### DESCRIPTION OF THE TASK
Set down every record exactly as it appears.

App and web page records
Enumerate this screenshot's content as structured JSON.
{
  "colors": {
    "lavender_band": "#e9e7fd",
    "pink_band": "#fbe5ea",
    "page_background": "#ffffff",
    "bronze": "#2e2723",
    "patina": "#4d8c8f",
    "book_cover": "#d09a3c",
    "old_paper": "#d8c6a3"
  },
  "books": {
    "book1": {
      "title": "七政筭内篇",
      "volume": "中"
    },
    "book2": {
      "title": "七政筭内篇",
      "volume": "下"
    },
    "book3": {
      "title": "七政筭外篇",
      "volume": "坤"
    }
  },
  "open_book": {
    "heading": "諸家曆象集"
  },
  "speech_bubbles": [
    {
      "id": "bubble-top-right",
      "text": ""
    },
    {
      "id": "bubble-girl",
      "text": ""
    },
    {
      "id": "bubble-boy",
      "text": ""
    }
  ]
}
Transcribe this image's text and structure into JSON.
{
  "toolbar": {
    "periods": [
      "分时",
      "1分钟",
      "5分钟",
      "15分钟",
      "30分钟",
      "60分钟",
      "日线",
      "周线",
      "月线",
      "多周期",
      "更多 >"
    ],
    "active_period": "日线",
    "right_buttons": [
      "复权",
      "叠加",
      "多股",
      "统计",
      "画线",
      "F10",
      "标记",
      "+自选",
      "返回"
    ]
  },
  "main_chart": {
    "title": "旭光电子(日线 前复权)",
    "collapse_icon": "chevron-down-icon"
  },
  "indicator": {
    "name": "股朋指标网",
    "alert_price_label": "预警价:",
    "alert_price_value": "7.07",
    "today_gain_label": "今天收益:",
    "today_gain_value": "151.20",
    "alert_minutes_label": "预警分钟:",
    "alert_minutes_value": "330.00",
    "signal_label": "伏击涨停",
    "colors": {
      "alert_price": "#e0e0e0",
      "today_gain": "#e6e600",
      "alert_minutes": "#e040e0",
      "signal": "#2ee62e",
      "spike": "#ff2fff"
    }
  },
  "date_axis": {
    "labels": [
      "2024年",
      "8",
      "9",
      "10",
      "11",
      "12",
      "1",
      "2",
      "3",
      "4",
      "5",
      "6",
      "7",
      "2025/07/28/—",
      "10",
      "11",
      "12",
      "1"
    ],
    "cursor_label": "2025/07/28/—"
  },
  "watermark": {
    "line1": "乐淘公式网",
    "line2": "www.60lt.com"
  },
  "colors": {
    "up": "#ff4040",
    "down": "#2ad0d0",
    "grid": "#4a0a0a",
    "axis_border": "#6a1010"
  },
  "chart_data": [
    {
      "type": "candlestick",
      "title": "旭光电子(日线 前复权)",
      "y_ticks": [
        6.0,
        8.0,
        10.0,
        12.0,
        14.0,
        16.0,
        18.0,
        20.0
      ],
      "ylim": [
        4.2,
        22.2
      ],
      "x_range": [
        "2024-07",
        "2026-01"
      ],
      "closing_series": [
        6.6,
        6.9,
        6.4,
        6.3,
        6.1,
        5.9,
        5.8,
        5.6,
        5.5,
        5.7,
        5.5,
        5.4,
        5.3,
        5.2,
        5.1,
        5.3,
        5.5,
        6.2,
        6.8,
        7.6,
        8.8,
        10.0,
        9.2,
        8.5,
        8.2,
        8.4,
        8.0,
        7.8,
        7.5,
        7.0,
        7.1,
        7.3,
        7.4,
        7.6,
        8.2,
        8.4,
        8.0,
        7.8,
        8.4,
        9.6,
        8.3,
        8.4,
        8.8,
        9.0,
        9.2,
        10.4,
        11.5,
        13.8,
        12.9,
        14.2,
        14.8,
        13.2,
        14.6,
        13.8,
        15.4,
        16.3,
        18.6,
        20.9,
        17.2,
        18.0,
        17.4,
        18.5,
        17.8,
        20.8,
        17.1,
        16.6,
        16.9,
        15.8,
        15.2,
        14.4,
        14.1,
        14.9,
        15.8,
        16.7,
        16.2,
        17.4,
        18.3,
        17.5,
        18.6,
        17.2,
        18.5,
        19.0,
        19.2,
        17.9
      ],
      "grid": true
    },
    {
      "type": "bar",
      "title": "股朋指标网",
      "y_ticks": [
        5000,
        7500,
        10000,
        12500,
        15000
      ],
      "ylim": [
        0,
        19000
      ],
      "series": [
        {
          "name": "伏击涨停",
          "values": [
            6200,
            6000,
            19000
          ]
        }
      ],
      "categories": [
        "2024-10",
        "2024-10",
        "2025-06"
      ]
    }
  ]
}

### EXERCISE RESULT
Enumerate this screenshot's content as structured JSON.
{
  "colors": {
    "lavender_band": "#e9e7fd",
    "pink_band": "#fbe5ea",
    "page_background": "#ffffff",
    "bronze": "#2e2723",
    "patina": "#4d8c8f",
    "book_cover": "#d09a3c",
    "old_paper": "#d8c6a3"
  },
  "books": {
    "book1": {
      "title": "七政筭内篇",
      "volume": "中"
    },
    "book2": {
      "title": "七政筭内篇",
      "volume": "下"
    },
    "book3": {
      "title": "七政筭外篇",
      "volume": "坤"
    }
  },
  "open_book": {
    "heading": "諸家曆象集"
  },
  "speech_bubbles": [
    {
      "id": "bubble-top-right",
      "text": ""
    },
    {
      "id": "bubble-girl",
      "text": ""
    },
    {
      "id": "bubble-boy",
      "text": ""
    }
  ]
}
Transcribe this image's text and structure into JSON.
{
  "toolbar": {
    "periods": [
      "分时",
      "1分钟",
      "5分钟",
      "15分钟",
      "30分钟",
      "60分钟",
      "日线",
      "周线",
      "月线",
      "多周期",
      "更多 >"
    ],
    "active_period": "日线",
    "right_buttons": [
      "复权",
      "叠加",
      "多股",
      "统计",
      "画线",
      "F10",
      "标记",
      "+自选",
      "返回"
    ]
  },
  "main_chart": {
    "title": "旭光电子(日线 前复权)",
    "collapse_icon": "chevron-down-icon"
  },
  "indicator": {
    "name": "股朋指标网",
    "alert_price_label": "预警价:",
    "alert_price_value": "7.07",
    "today_gain_label": "今天收益:",
    "today_gain_value": "151.20",
    "alert_minutes_label": "预警分钟:",
    "alert_minutes_value": "330.00",
    "signal_label": "伏击涨停",
    "colors": {
      "alert_price": "#e0e0e0",
      "today_gain": "#e6e600",
      "alert_minutes": "#e040e0",
      "signal": "#2ee62e",
      "spike": "#ff2fff"
    }
  },
  "date_axis": {
    "labels": [
      "2024年",
      "8",
      "9",
      "10",
      "11",
      "12",
      "1",
      "2",
      "3",
      "4",
      "5",
      "6",
      "7",
      "2025/07/28/—",
      "10",
      "11",
      "12",
      "1"
    ],
    "cursor_label": "2025/07/28/—"
  },
  "watermark": {
    "line1": "乐淘公式网",
    "line2": "www.60lt.com"
  },
  "colors": {
    "up": "#ff4040",
    "down": "#2ad0d0",
    "grid": "#4a0a0a",
    "axis_border": "#6a1010"
  },
  "chart_data": [
    {
      "type": "candlestick",
      "title": "旭光电子(日线 前复权)",
      "y_ticks": [
        6.0,
        8.0,
        10.0,
        12.0,
        14.0,
        16.0,
        18.0,
        20.0
      ],
      "ylim": [
        4.2,
        22.2
      ],
      "x_range": [
        "2024-07",
        "2026-01"
      ],
      "closing_series": [
        6.6,
        6.9,
        6.4,
        6.3,
        6.1,
        5.9,
        5.8,
        5.6,
        5.5,
        5.7,
        5.5,
        5.4,
        5.3,
        5.2,
        5.1,
        5.3,
        5.5,
        6.2,
        6.8,
        7.6,
        8.8,
        10.0,
        9.2,
        8.5,
        8.2,
        8.4,
        8.0,
        7.8,
        7.5,
        7.0,
        7.1,
        7.3,
        7.4,
        7.6,
        8.2,
        8.4,
        8.0,
        7.8,
        8.4,
        9.6,
        8.3,
        8.4,
        8.8,
        9.0,
        9.2,
        10.4,
        11.5,
        13.8,
        12.9,
        14.2,
        14.8,
        13.2,
        14.6,
        13.8,
        15.4,
        16.3,
        18.6,
        20.9,
        17.2,
        18.0,
        17.4,
        18.5,
        17.8,
        20.8,
        17.1,
        16.6,
        16.9,
        15.8,
        15.2,
        14.4,
        14.1,
        14.9,
        15.8,
        16.7,
        16.2,
        17.4,
        18.3,
        17.5,
        18.6,
        17.2,
        18.5,
        19.0,
        19.2,
        17.9
      ],
      "grid": true
    },
    {
      "type": "bar",
      "title": "股朋指标网",
      "y_ticks": [
        5000,
        7500,
        10000,
        12500,
        15000
      ],
      "ylim": [
        0,
        19000
      ],
      "series": [
        {
          "name": "伏击涨停",
          "values": [
            6200,
            6000,
            19000
          ]
        }
      ],
      "categories": [
        "2024-10",
        "2024-10",
        "2025-06"
      ]
    }
  ]
}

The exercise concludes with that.